{6, 5, 4, 5, 0, 7, 1, 5, 4, 4, 3, 2, 2, 3, 2, 4, 3, 4, 0, 7}
Interval | Tally | Frequency | Cumulative Frequency |
0-1 | |||
2-3 | |||
4-5 | |||
6-7 |
8. The following graph shows the participants in Jane’s aerobics classes. How many total students does she teach on the given day?
CC BY-NC-SA
9. The following table shows a cumulative frequency distribution of the ages of tri-athletes. According to the table, how many tri-athletes are in their forties?
Age Group | Total |
20 - 29 | 8 |
20 - 39 | 18 |
20 - 49 | 25 |
20 - 59 | 31 |
20 - 69 | 35 |
10. The quiz scores for a job placement math assessment for the 10 applicants were: 61, 67, 81, 83, 87, 88, 89, 90, 98, and 100. Which frequency table is accurate for this set of data?
Interval | Freq | Interval | Freq | Interval | Freq | Interval | Freq |
61 - 70 | 2 | 61 - 70 | 2 | 61 - 70 | 2 | 61 - 70 | 2 |
71 - 80 | 0 | 71 - 80 | 2 | 71 - 80 | 0 | 71 - 80 | 2 |
81 - 90 | 8 | 81 - 90 | 8 | 81 - 90 | 6 | 81 - 90 | 7 |
91 - 100 | 10 | 91 - 100 | 10 | 91 - 100 | 2 | 91 - 100 | 10 |
It is that time of year again. It is Easter, and it is time to hunt eggs. The kids have been divided up into age groups, and their eggs hidden in different areas of a large park.

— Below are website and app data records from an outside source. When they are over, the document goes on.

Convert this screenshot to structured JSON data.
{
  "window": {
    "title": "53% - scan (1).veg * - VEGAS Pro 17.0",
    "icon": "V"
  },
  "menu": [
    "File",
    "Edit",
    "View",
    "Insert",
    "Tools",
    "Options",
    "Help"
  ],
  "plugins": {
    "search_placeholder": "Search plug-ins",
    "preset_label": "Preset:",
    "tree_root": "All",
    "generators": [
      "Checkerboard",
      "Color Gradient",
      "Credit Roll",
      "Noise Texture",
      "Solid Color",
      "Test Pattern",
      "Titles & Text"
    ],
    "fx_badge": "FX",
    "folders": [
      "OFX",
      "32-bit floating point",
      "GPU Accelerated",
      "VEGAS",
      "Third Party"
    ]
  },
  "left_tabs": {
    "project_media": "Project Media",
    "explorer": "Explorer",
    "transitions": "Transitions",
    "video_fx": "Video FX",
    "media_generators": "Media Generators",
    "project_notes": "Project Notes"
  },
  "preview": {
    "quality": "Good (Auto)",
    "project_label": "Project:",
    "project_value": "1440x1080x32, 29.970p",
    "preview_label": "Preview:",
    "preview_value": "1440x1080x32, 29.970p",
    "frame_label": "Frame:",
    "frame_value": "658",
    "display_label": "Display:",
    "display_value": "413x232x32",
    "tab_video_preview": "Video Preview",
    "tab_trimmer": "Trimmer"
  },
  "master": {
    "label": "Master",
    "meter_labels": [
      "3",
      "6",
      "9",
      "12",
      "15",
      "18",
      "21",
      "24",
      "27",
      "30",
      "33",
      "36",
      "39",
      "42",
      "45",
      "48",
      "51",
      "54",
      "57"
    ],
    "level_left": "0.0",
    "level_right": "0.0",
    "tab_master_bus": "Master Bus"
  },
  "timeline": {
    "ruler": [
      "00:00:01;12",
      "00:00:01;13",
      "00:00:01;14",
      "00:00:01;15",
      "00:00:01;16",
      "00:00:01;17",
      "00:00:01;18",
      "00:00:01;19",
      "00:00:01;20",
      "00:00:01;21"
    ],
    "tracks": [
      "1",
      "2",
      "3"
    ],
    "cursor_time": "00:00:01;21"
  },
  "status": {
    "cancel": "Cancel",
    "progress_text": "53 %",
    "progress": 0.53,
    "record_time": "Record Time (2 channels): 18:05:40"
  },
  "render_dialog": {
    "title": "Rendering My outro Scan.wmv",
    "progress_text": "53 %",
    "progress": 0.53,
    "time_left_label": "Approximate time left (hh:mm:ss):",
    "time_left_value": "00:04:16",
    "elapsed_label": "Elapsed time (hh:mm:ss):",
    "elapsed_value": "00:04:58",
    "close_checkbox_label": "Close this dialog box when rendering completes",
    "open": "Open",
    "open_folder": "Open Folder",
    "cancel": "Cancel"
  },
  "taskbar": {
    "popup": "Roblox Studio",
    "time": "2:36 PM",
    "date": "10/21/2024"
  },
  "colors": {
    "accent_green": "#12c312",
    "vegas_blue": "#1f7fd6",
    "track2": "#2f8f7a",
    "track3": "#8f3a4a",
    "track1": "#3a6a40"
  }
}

The adult leaders have gathered the data from the three age groups: “Kinders”, “Pee Wee”, and “Big Eggs”, and compiled the results into frequency tables. The problem is, each of the adult leaders reported their information differently.
For questions 11-13, use the data gathered by each adult leader and follow the instructions for interpreting the data given by each.
11. Team “Kinders” coach reported the following results for the number of eggs found by the kiddos in their group, convert them to a cumulative frequency chart.
Time (s) in minutes | Frequency of Eggs Found |
0 - 5 | 20 |
5 - 10 | 35 |
10 - 15 | 15 |
15 - 20 | 22 |
20 - 25 | 8 |
25 - 30 | 9 |
12. Team “Pee Wee” also did a great job of finding eggs. Their results were recorded in a cumulative frequency table, convert to a frequency table.
Time (s) in minutes | Cumulative Frequency of Eggs Found |
0 - 5 | 20 |
5 - 10 | 27 |
10 - 15 | 31 |
15 - 20 | 31 |
20 - 25 | 37 |
25 - 30 | 50 |
13. The “Big Eggs” were the champions the last three years running. They are known for always collecting the same amount of eggs in each interval. This year they collected a total of 120 eggs.
- Complete a frequency chart
- Complete a cumulative frequency chart
Vocabulary
Term | Definition |
---|---|
cumulative frequency | Cumulative frequency is used to determine the number of observations that lie above (or below) a particular value in a data set. |
cumulative frequency table | A cumulative frequency table shows how the cumulative frequency after each successive interval compares to the total frequency. |
relative cumulative frequency | Relative cumulative frequency is a running total of relative frequencies of all values up to and including the current category. |
Additional Resources
Practice: Relative Frequency Interpretation
Real World: Burning Desire